According to the equation below:
T= Final year CF (1+ perpetual growth rate)/( Discount rate - perpetual growth rate)
Then, we get the PV of the Terminal Value and add it to all the PVs in the forecasting period, so we arrive at the Enterprise Value.
13) Because the investors do not want to consider the debt in an Enterprise Value to effect their decision, we should take the debt out from the EV. We assume that the total debt at the level of 1998, which is 135, then we can get the Equity Value via the equation below:
Equity Value = Enterprise Value - Total debt
Once we figure out the Equity Value, we can use the number divided by the total shares outstanding and then we can know the fair price per share of the target company which is Oshawa.
Fair price per share = Equity Value / Total shares outstanding

Based on the figures obtained from our calculations, the firm in itself, Oshawa, has a value in the range of $31.00 per share to $33.61 per share with an outlier of $76.02 per share; however, these values do no not taking into account any of the synergies that potentially could occur between Empire and Oshawa and so, these synergies need to be factored in. These figures also do not yet include a premium to market that will be needed in order for the Wolfe family to be willing to sell their shares. Based on our second DCF analysis which took potential synergies into account, the value per share is estimated at $117.6. In other words, Empire could offer the Wolfe Family approximately $117.6 per share to obtain their voting shares and Empire could offer the Class A shareholders anywhere from $31.91 to $33.61 per share plus an additional premium of approximately 20 to 22% in order to obtain majority ownership of Oshawa. This offer should appeal to the Wolfe family and Class A shareholders, and thus, should not start a bidding war.

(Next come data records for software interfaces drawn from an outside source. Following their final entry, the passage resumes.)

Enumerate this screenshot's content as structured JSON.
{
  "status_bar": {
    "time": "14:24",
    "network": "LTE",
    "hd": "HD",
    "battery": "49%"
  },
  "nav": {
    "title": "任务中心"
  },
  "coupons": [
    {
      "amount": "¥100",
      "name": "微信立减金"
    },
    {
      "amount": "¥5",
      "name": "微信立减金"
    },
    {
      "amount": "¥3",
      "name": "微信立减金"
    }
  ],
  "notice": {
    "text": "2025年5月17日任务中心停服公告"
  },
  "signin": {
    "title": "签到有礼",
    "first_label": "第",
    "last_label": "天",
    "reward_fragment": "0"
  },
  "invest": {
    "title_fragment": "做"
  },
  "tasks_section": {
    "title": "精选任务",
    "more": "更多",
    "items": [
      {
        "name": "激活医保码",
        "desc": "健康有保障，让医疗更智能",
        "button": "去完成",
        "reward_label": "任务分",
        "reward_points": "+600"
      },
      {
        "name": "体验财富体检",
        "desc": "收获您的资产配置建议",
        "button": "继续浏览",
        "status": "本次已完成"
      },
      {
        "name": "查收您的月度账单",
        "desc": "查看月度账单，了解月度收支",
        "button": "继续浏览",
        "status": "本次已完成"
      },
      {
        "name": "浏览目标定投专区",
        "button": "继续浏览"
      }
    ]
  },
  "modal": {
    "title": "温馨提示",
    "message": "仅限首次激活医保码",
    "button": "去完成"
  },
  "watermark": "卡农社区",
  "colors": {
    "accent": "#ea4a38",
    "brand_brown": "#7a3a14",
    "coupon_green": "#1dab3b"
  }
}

Finally, there is the issue of how to finance the deal. Based on our calculations, the cost of debt was 6.8%, but after taxes, the cost of debt was 4.08% while the cost of equity was 7%. In other words, it is cheaper for Empire to issue debt than it is to issue equity. However, there is concern about issuing additional debt and the effect that this will have on Empire’s debt rating. Therefore, we believe that the best option for Empire to pursue in financing this deal is to use some debt, but for the most part, use equity capital raised from spinning off the food business into a separate entity and making it publicly traded. The grocery business is currently making up 95% of the company’s revenue, but only 37% of operating income, so by spinning off the grocery business into its own company, Empire can raise equity by issuing shares through this new company to fund the financing of the Oshawa acquisition. Also, Class A shareholders of Oshawa could have the option of receiving shares in the new business Empire creates, or choose to have the cash payout for their shares.

Article name: The Empire Company Limited: The Oshawa Group Limited Proposal essay, research paper, dissertation